On Saturday I had another visit to Duncan Farrington’s excellent farm. I was on the look-out for Turtle Doves as they used to be here but I haven’t seen, or heard, one for years in this spot. Duncan’s farm looks good for Turtle Doves to me – plenty of thick nesting cover on the old railway line and a kinder approach to agriculture than some of his neighbouring farmers as Duncan is a LEAF farmer.
Now Duncan tells me that he saw a couple of Turtle Doves on his farm last week and so I was very keen to check it out. Not, I hasten to add, to check up on him but to see this now rare bird, in a Northamptonshire context, for myself. It would please me no end if there were still Turtle Doves nesting close to my home, and that pleasure would be all the greater if they were on Duncan’s farm.
But I didn’t see (or hear) any. I haven’t given up and Duncan and I have a cunning plan which I will reveal in due course if it comes to fruition. I did have a cup of tea with Duncan though and we talked about farming and birds.
Duncan tells me that last year was the worst year financially on his farm for many a year – this was almost entirely due to the weather. Duncan and I had chatted about this last summer when I had returned from the USA and was looking for Turtle Doves and writing A Message from Martha. In fact, Duncan features in the last chapter of A Message from Martha (as do the NFU, the BBS, George Monbiot’s book Feral, the Bird Fair, the Hen Harrier, Liverpool Central Library and a cast of thousands). Duncan and his farm have quite a big role in Chapter 8 (he’s mentioned on pages 264-8) as he is my very favourite local farmer (and the Mellow Yellow garlic mayonnaise is just delicious). So I told Duncan he’d get his free copy of the book fairly soon as it’s published in the UK on 17 July. And Duncan told me that this year’s harvest was looking good, so far, fingers crossed.
But no Turtle Doves.
Butterflies, however, are easy peasy. I drove to Glapthorn Cow Pasture and spent 10 minutes or so looking at a Black Hairstreak butterfly about a foot away from me. This is my photograph of the bramble patch where the butterfly was actually sitting – can you see it? No, of course not – but it’s there somewhere. The photograph below was taken by Roderick Leslie at the same bramble patch in 1999 when we had an equally satisfying view. Butterflies are easy!
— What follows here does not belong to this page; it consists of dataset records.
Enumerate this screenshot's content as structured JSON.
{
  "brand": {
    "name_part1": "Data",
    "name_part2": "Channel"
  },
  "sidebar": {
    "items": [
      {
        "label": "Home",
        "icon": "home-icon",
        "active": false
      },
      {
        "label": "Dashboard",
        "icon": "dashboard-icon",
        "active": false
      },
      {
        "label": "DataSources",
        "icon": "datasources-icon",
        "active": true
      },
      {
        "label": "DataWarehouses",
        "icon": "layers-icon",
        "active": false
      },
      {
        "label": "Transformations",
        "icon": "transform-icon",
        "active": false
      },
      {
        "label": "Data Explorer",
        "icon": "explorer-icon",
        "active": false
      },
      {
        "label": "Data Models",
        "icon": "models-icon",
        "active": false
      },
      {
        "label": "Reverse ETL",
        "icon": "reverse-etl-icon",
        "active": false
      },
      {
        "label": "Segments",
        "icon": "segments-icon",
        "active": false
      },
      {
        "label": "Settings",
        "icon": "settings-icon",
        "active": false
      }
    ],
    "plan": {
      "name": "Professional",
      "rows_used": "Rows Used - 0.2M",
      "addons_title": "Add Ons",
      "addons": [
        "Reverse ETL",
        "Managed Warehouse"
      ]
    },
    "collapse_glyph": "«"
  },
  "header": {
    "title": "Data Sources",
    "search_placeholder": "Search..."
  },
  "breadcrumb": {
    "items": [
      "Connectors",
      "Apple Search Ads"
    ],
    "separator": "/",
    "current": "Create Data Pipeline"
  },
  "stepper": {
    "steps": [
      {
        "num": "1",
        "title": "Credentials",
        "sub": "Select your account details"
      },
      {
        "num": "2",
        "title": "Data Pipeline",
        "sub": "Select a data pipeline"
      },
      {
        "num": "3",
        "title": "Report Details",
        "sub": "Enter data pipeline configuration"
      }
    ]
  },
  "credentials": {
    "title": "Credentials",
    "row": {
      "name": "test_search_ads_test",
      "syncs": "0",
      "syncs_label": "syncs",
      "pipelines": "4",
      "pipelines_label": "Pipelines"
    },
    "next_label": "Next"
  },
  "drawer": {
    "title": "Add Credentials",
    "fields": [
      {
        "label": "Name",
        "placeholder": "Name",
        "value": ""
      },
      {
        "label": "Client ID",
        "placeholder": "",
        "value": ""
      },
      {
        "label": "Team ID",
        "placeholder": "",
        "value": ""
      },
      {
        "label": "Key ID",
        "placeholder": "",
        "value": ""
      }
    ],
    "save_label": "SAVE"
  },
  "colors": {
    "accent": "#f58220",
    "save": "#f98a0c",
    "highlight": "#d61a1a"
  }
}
Roderick reminds me that on that day in 1999 we saw a couple of Red Kites and a Buzzard. Red Kites were becoming more and more noticeable in these parts then, thanks to a reintroduction project but they were not nearly as common as now. And the Buzzard was the ‘star bird’ – still a rarity 15 years ago, yet I saw one from my bedroom window yesterday and thought nothing of it.
In those 15 years, Turtle Doves have become much rarer near me and Buzzards much commoner (no, there is no connection), but through that period Glapthorn Cow Pasture, a Beds, Cambs and Northants Wildlife Trust reserve has served up Black Hairstreaks in the same bushes for me just about every year.
Whereas Turtle Doves go to Africa and back every year, and Buzzards have spread into Northants from points west, Black Hairstreaks are stable in numbers and are restricted to c50 woods in the UK. They don’t seem to want to go anywhere. Or should we think of them as being imprisoned in their few safe strongholds? They seem to be the agoraphobics of the butterfly world.
I do wonder what happens to Black Hairstreaks as climate change exerts a greater impact on our countryside. Will they ‘want’ to move north but not be able? Will future generations of us be moving Black Hairstreaks ‘up north’ because they can’t manage to fly across a few open fields themselves?
I’d miss seeing Black Hairstreaks on the familiar bramble patch each year. Butterflies are easy – but maybe life is tough for them.